:: WHAT YOU HAVE TO DO ::
The entries that follow should be repeated exactly, with no pictures kept.

:: DATASET RECORDS ::
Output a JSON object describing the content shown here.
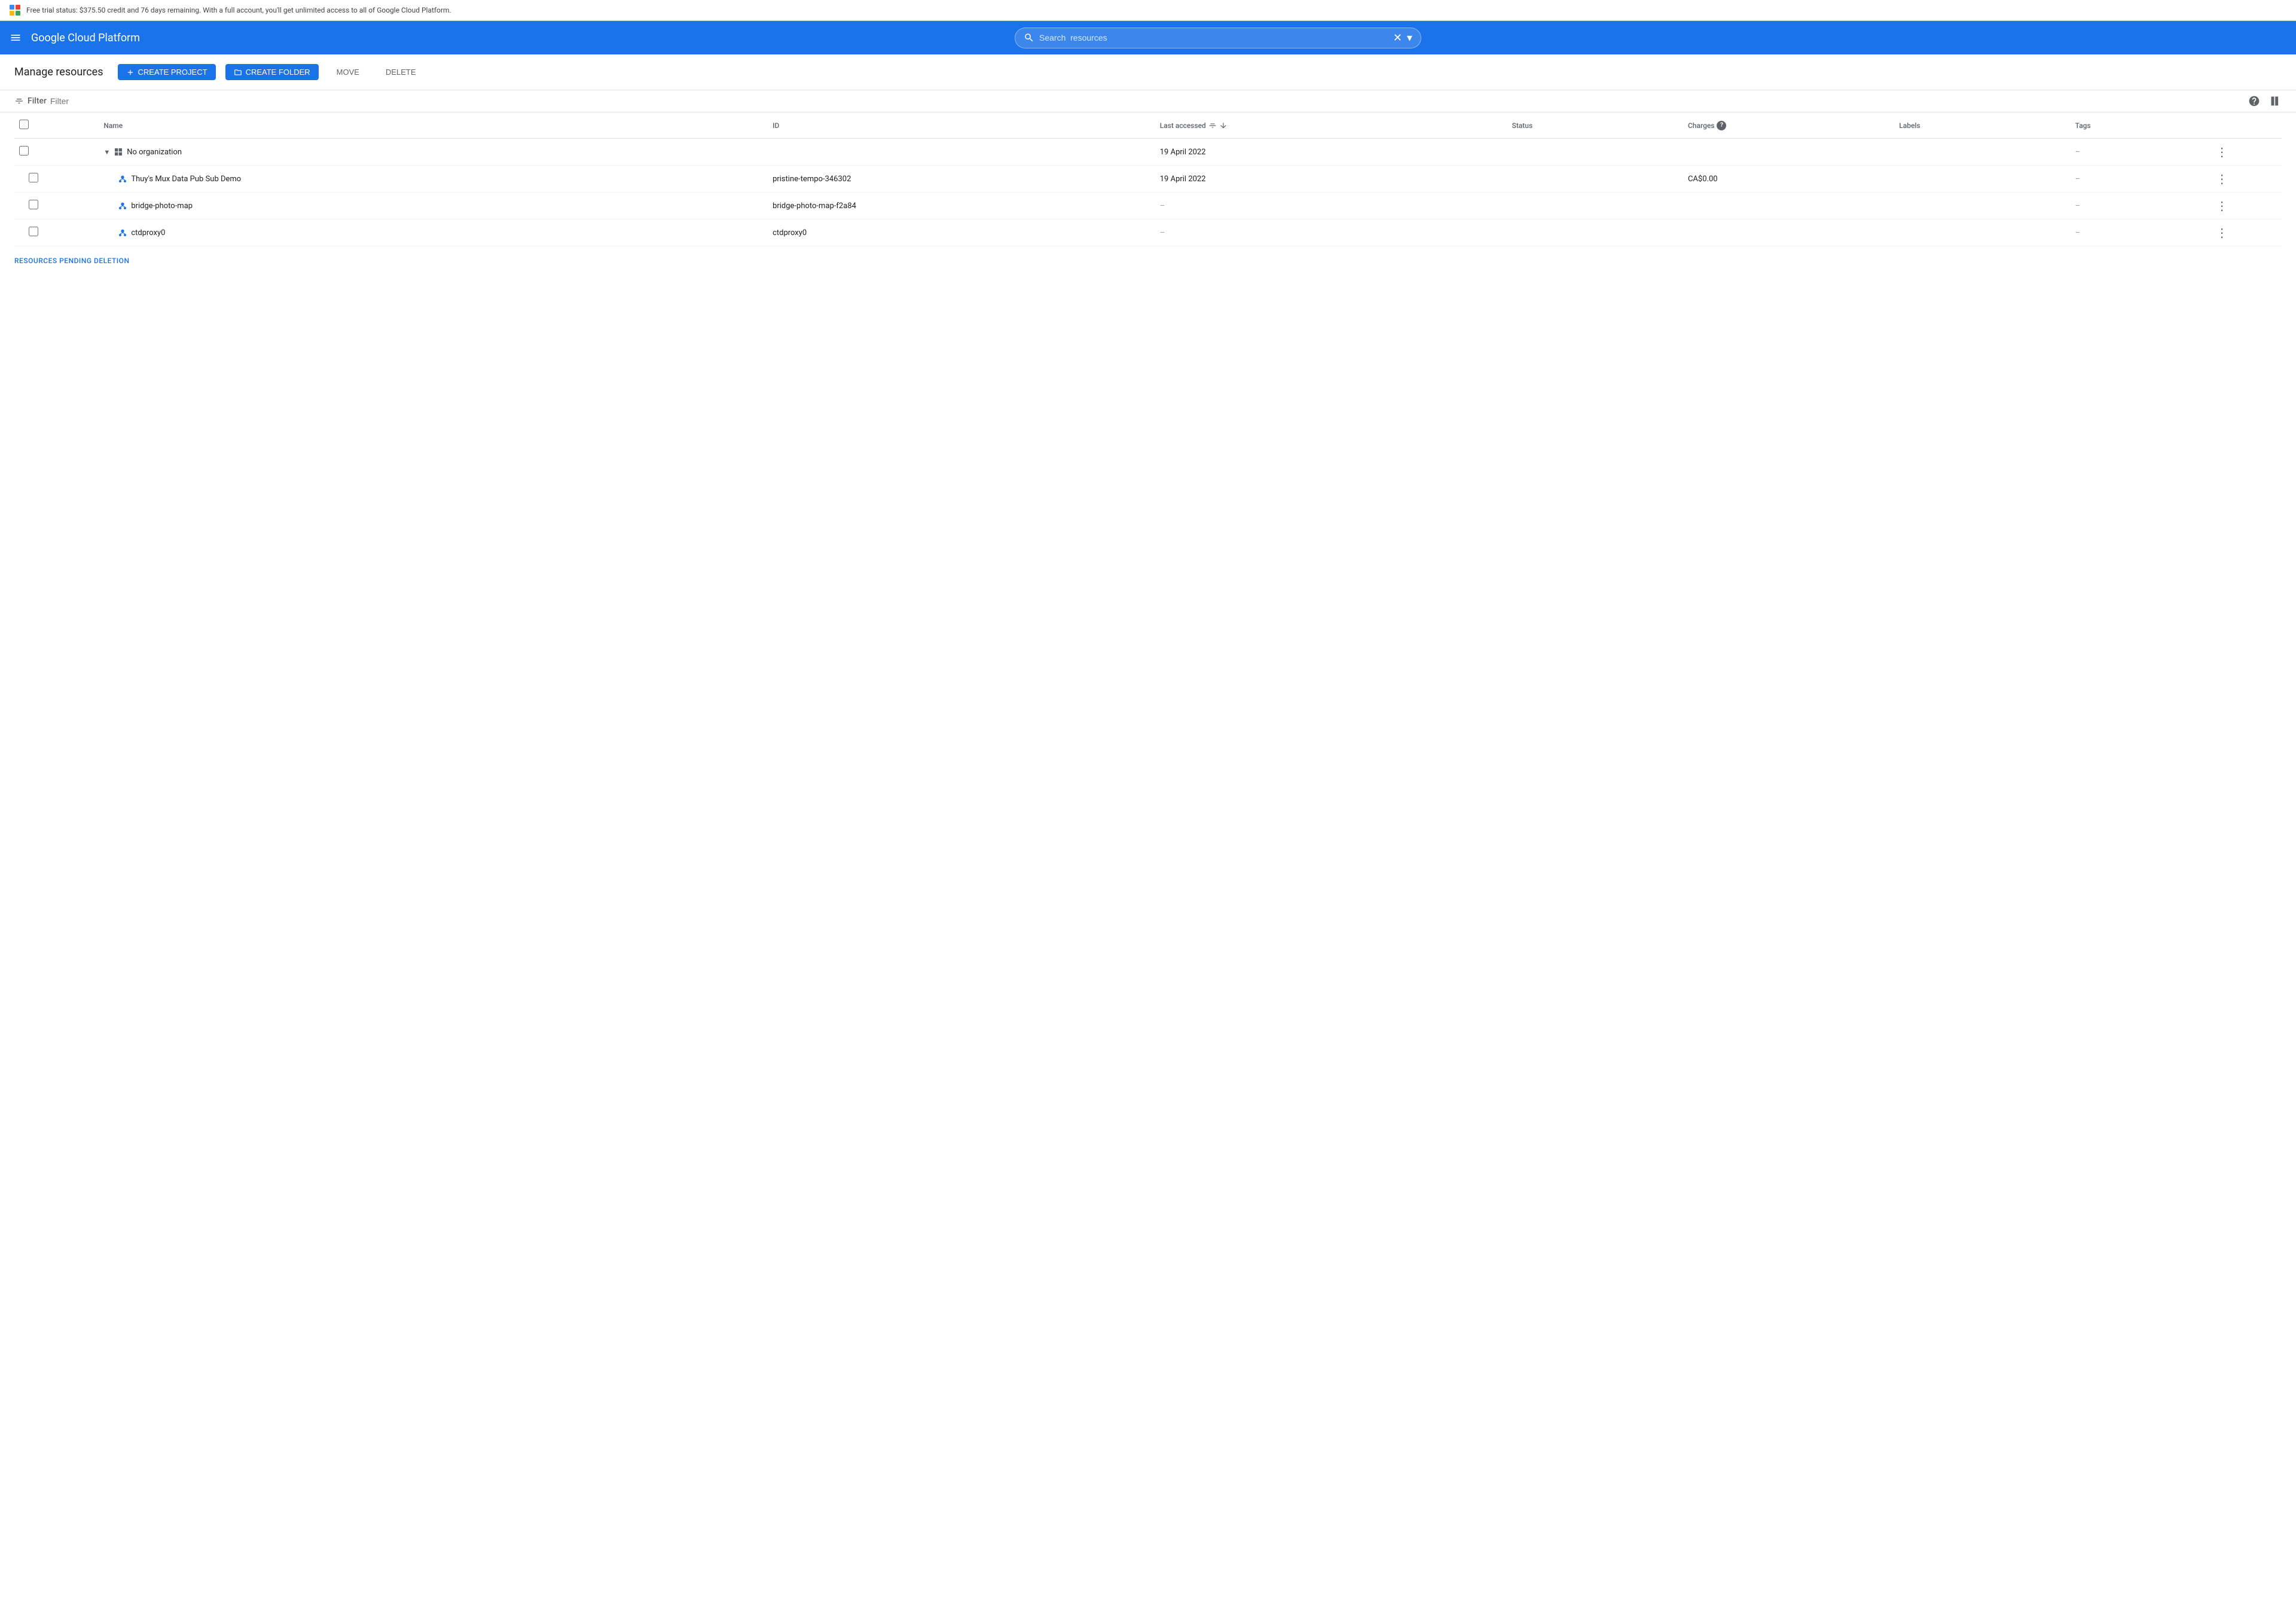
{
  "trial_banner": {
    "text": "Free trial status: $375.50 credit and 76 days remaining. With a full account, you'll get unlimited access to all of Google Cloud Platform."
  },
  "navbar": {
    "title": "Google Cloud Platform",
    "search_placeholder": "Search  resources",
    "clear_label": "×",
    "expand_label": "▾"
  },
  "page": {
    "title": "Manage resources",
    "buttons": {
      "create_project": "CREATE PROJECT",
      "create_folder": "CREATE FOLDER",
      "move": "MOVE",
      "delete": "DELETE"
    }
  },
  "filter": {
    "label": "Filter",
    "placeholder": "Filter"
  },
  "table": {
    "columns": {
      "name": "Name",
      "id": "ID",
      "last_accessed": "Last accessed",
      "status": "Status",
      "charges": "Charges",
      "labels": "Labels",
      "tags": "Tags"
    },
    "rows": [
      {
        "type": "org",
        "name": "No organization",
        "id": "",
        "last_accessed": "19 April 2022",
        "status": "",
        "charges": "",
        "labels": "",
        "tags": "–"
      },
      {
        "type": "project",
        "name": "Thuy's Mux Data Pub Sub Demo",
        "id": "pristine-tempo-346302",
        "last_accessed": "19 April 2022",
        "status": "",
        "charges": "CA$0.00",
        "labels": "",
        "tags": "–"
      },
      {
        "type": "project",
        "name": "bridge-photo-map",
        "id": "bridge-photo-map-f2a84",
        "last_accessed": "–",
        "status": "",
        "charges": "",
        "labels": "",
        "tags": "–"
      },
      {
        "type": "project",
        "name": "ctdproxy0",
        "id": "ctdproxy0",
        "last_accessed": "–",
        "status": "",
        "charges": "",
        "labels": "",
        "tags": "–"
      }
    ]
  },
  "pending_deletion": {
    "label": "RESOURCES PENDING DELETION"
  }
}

:: ANSWER ::
Output a JSON object describing the content shown here.
{
  "trial_banner": {
    "text": "Free trial status: $375.50 credit and 76 days remaining. With a full account, you'll get unlimited access to all of Google Cloud Platform."
  },
  "navbar": {
    "title": "Google Cloud Platform",
    "search_placeholder": "Search  resources",
    "clear_label": "×",
    "expand_label": "▾"
  },
  "page": {
    "title": "Manage resources",
    "buttons": {
      "create_project": "CREATE PROJECT",
      "create_folder": "CREATE FOLDER",
      "move": "MOVE",
      "delete": "DELETE"
    }
  },
  "filter": {
    "label": "Filter",
    "placeholder": "Filter"
  },
  "table": {
    "columns": {
      "name": "Name",
      "id": "ID",
      "last_accessed": "Last accessed",
      "status": "Status",
      "charges": "Charges",
      "labels": "Labels",
      "tags": "Tags"
    },
    "rows": [
      {
        "type": "org",
        "name": "No organization",
        "id": "",
        "last_accessed": "19 April 2022",
        "status": "",
        "charges": "",
        "labels": "",
        "tags": "–"
      },
      {
        "type": "project",
        "name": "Thuy's Mux Data Pub Sub Demo",
        "id": "pristine-tempo-346302",
        "last_accessed": "19 April 2022",
        "status": "",
        "charges": "CA$0.00",
        "labels": "",
        "tags": "–"
      },
      {
        "type": "project",
        "name": "bridge-photo-map",
        "id": "bridge-photo-map-f2a84",
        "last_accessed": "–",
        "status": "",
        "charges": "",
        "labels": "",
        "tags": "–"
      },
      {
        "type": "project",
        "name": "ctdproxy0",
        "id": "ctdproxy0",
        "last_accessed": "–",
        "status": "",
        "charges": "",
        "labels": "",
        "tags": "–"
      }
    ]
  },
  "pending_deletion": {
    "label": "RESOURCES PENDING DELETION"
  }
}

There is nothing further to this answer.